PROBLEM TO WORK ON -> The records below must be copied in full, exactly as they read.
*** Opening of AVAILABLE RECORDS ***
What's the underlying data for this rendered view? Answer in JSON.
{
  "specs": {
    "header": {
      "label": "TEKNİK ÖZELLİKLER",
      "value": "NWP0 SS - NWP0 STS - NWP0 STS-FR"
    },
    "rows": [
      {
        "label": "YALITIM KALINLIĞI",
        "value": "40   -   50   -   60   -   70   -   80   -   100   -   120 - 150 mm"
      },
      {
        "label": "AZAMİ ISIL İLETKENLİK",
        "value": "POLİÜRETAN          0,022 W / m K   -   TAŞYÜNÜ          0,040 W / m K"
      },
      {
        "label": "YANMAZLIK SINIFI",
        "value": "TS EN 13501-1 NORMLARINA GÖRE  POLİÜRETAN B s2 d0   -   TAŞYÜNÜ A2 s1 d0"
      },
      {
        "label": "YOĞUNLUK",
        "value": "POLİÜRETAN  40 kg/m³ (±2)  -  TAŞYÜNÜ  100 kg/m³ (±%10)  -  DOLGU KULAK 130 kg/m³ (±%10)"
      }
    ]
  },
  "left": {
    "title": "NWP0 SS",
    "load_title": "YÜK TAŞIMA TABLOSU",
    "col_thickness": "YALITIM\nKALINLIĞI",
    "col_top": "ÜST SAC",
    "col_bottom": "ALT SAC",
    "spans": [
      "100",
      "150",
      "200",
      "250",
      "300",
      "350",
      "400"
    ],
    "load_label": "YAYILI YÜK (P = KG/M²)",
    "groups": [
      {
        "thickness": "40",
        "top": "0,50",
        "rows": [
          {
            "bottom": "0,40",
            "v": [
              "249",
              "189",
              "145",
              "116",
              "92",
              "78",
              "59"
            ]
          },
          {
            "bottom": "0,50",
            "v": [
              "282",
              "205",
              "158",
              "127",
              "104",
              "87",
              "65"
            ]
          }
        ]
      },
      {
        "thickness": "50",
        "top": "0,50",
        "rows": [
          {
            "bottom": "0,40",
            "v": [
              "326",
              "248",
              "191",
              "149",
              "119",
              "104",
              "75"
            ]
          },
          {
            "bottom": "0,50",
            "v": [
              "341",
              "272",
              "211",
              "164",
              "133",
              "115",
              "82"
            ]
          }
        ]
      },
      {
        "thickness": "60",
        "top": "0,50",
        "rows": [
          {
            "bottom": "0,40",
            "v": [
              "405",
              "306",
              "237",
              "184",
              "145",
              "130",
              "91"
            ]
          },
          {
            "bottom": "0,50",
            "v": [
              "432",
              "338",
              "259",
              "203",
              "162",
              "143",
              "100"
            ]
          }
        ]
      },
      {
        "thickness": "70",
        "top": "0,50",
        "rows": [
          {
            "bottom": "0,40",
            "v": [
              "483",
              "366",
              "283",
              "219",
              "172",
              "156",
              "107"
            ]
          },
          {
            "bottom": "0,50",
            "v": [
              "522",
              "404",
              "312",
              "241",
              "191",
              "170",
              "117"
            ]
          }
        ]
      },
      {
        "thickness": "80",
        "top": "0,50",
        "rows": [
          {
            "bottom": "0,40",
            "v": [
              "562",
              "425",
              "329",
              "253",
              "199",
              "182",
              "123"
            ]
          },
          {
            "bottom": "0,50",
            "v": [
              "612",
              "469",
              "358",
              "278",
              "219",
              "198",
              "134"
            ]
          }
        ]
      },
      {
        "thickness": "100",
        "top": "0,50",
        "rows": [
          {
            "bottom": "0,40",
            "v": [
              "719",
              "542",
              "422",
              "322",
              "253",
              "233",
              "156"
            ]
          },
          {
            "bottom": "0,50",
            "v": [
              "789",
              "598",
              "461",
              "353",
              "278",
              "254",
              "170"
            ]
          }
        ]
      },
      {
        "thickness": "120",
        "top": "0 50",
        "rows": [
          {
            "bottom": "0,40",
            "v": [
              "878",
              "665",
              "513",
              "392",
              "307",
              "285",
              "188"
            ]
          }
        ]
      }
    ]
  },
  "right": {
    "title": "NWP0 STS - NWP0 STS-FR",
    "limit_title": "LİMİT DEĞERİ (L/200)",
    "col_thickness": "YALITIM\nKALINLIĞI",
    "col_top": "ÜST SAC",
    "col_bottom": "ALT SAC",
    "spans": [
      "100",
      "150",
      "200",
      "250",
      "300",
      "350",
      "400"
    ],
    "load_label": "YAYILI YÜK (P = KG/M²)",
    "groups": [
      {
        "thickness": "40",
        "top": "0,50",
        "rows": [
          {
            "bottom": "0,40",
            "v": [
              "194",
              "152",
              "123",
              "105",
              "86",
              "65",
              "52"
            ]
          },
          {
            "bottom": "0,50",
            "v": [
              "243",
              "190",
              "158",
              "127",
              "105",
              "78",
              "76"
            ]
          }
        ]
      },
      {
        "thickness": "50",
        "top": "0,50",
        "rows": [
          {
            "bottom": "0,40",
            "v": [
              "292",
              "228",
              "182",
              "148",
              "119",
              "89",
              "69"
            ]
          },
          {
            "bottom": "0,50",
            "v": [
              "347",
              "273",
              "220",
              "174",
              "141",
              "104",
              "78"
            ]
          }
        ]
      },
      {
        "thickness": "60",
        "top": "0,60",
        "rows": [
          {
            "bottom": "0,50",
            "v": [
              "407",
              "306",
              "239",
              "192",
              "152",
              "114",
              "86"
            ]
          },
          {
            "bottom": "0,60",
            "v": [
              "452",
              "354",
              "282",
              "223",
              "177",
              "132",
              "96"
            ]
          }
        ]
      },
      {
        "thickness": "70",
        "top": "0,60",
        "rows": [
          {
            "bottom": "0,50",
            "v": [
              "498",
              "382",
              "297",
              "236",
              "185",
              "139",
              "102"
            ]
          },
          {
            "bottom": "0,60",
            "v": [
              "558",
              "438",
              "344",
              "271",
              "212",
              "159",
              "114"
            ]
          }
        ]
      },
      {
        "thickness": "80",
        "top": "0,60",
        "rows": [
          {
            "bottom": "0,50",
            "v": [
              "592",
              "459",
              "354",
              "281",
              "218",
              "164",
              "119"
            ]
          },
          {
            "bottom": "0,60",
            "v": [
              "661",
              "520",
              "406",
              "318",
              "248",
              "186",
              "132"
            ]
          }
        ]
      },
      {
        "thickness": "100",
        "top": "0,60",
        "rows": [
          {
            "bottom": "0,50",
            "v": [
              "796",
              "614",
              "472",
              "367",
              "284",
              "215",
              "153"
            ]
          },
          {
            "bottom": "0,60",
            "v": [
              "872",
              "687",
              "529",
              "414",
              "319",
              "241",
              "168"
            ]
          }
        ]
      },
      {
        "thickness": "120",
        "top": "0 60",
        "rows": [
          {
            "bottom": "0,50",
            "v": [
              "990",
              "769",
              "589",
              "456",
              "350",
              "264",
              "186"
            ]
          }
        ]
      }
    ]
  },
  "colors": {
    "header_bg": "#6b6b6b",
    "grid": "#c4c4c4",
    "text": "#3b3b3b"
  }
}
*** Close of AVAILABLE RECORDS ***
OUTPUT BELOW ->
What's the underlying data for this rendered view? Answer in JSON.
{
  "specs": {
    "header": {
      "label": "TEKNİK ÖZELLİKLER",
      "value": "NWP0 SS - NWP0 STS - NWP0 STS-FR"
    },
    "rows": [
      {
        "label": "YALITIM KALINLIĞI",
        "value": "40   -   50   -   60   -   70   -   80   -   100   -   120 - 150 mm"
      },
      {
        "label": "AZAMİ ISIL İLETKENLİK",
        "value": "POLİÜRETAN          0,022 W / m K   -   TAŞYÜNÜ          0,040 W / m K"
      },
      {
        "label": "YANMAZLIK SINIFI",
        "value": "TS EN 13501-1 NORMLARINA GÖRE  POLİÜRETAN B s2 d0   -   TAŞYÜNÜ A2 s1 d0"
      },
      {
        "label": "YOĞUNLUK",
        "value": "POLİÜRETAN  40 kg/m³ (±2)  -  TAŞYÜNÜ  100 kg/m³ (±%10)  -  DOLGU KULAK 130 kg/m³ (±%10)"
      }
    ]
  },
  "left": {
    "title": "NWP0 SS",
    "load_title": "YÜK TAŞIMA TABLOSU",
    "col_thickness": "YALITIM\nKALINLIĞI",
    "col_top": "ÜST SAC",
    "col_bottom": "ALT SAC",
    "spans": [
      "100",
      "150",
      "200",
      "250",
      "300",
      "350",
      "400"
    ],
    "load_label": "YAYILI YÜK (P = KG/M²)",
    "groups": [
      {
        "thickness": "40",
        "top": "0,50",
        "rows": [
          {
            "bottom": "0,40",
            "v": [
              "249",
              "189",
              "145",
              "116",
              "92",
              "78",
              "59"
            ]
          },
          {
            "bottom": "0,50",
            "v": [
              "282",
              "205",
              "158",
              "127",
              "104",
              "87",
              "65"
            ]
          }
        ]
      },
      {
        "thickness": "50",
        "top": "0,50",
        "rows": [
          {
            "bottom": "0,40",
            "v": [
              "326",
              "248",
              "191",
              "149",
              "119",
              "104",
              "75"
            ]
          },
          {
            "bottom": "0,50",
            "v": [
              "341",
              "272",
              "211",
              "164",
              "133",
              "115",
              "82"
            ]
          }
        ]
      },
      {
        "thickness": "60",
        "top": "0,50",
        "rows": [
          {
            "bottom": "0,40",
            "v": [
              "405",
              "306",
              "237",
              "184",
              "145",
              "130",
              "91"
            ]
          },
          {
            "bottom": "0,50",
            "v": [
              "432",
              "338",
              "259",
              "203",
              "162",
              "143",
              "100"
            ]
          }
        ]
      },
      {
        "thickness": "70",
        "top": "0,50",
        "rows": [
          {
            "bottom": "0,40",
            "v": [
              "483",
              "366",
              "283",
              "219",
              "172",
              "156",
              "107"
            ]
          },
          {
            "bottom": "0,50",
            "v": [
              "522",
              "404",
              "312",
              "241",
              "191",
              "170",
              "117"
            ]
          }
        ]
      },
      {
        "thickness": "80",
        "top": "0,50",
        "rows": [
          {
            "bottom": "0,40",
            "v": [
              "562",
              "425",
              "329",
              "253",
              "199",
              "182",
              "123"
            ]
          },
          {
            "bottom": "0,50",
            "v": [
              "612",
              "469",
              "358",
              "278",
              "219",
              "198",
              "134"
            ]
          }
        ]
      },
      {
        "thickness": "100",
        "top": "0,50",
        "rows": [
          {
            "bottom": "0,40",
            "v": [
              "719",
              "542",
              "422",
              "322",
              "253",
              "233",
              "156"
            ]
          },
          {
            "bottom": "0,50",
            "v": [
              "789",
              "598",
              "461",
              "353",
              "278",
              "254",
              "170"
            ]
          }
        ]
      },
      {
        "thickness": "120",
        "top": "0 50",
        "rows": [
          {
            "bottom": "0,40",
            "v": [
              "878",
              "665",
              "513",
              "392",
              "307",
              "285",
              "188"
            ]
          }
        ]
      }
    ]
  },
  "right": {
    "title": "NWP0 STS - NWP0 STS-FR",
    "limit_title": "LİMİT DEĞERİ (L/200)",
    "col_thickness": "YALITIM\nKALINLIĞI",
    "col_top": "ÜST SAC",
    "col_bottom": "ALT SAC",
    "spans": [
      "100",
      "150",
      "200",
      "250",
      "300",
      "350",
      "400"
    ],
    "load_label": "YAYILI YÜK (P = KG/M²)",
    "groups": [
      {
        "thickness": "40",
        "top": "0,50",
        "rows": [
          {
            "bottom": "0,40",
            "v": [
              "194",
              "152",
              "123",
              "105",
              "86",
              "65",
              "52"
            ]
          },
          {
            "bottom": "0,50",
            "v": [
              "243",
              "190",
              "158",
              "127",
              "105",
              "78",
              "76"
            ]
          }
        ]
      },
      {
        "thickness": "50",
        "top": "0,50",
        "rows": [
          {
            "bottom": "0,40",
            "v": [
              "292",
              "228",
              "182",
              "148",
              "119",
              "89",
              "69"
            ]
          },
          {
            "bottom": "0,50",
            "v": [
              "347",
              "273",
              "220",
              "174",
              "141",
              "104",
              "78"
            ]
          }
        ]
      },
      {
        "thickness": "60",
        "top": "0,60",
        "rows": [
          {
            "bottom": "0,50",
            "v": [
              "407",
              "306",
              "239",
              "192",
              "152",
              "114",
              "86"
            ]
          },
          {
            "bottom": "0,60",
            "v": [
              "452",
              "354",
              "282",
              "223",
              "177",
              "132",
              "96"
            ]
          }
        ]
      },
      {
        "thickness": "70",
        "top": "0,60",
        "rows": [
          {
            "bottom": "0,50",
            "v": [
              "498",
              "382",
              "297",
              "236",
              "185",
              "139",
              "102"
            ]
          },
          {
            "bottom": "0,60",
            "v": [
              "558",
              "438",
              "344",
              "271",
              "212",
              "159",
              "114"
            ]
          }
        ]
      },
      {
        "thickness": "80",
        "top": "0,60",
        "rows": [
          {
            "bottom": "0,50",
            "v": [
              "592",
              "459",
              "354",
              "281",
              "218",
              "164",
              "119"
            ]
          },
          {
            "bottom": "0,60",
            "v": [
              "661",
              "520",
              "406",
              "318",
              "248",
              "186",
              "132"
            ]
          }
        ]
      },
      {
        "thickness": "100",
        "top": "0,60",
        "rows": [
          {
            "bottom": "0,50",
            "v": [
              "796",
              "614",
              "472",
              "367",
              "284",
              "215",
              "153"
            ]
          },
          {
            "bottom": "0,60",
            "v": [
              "872",
              "687",
              "529",
              "414",
              "319",
              "241",
              "168"
            ]
          }
        ]
      },
      {
        "thickness": "120",
        "top": "0 60",
        "rows": [
          {
            "bottom": "0,50",
            "v": [
              "990",
              "769",
              "589",
              "456",
              "350",
              "264",
              "186"
            ]
          }
        ]
      }
    ]
  },
  "colors": {
    "header_bg": "#6b6b6b",
    "grid": "#c4c4c4",
    "text": "#3b3b3b"
  }
}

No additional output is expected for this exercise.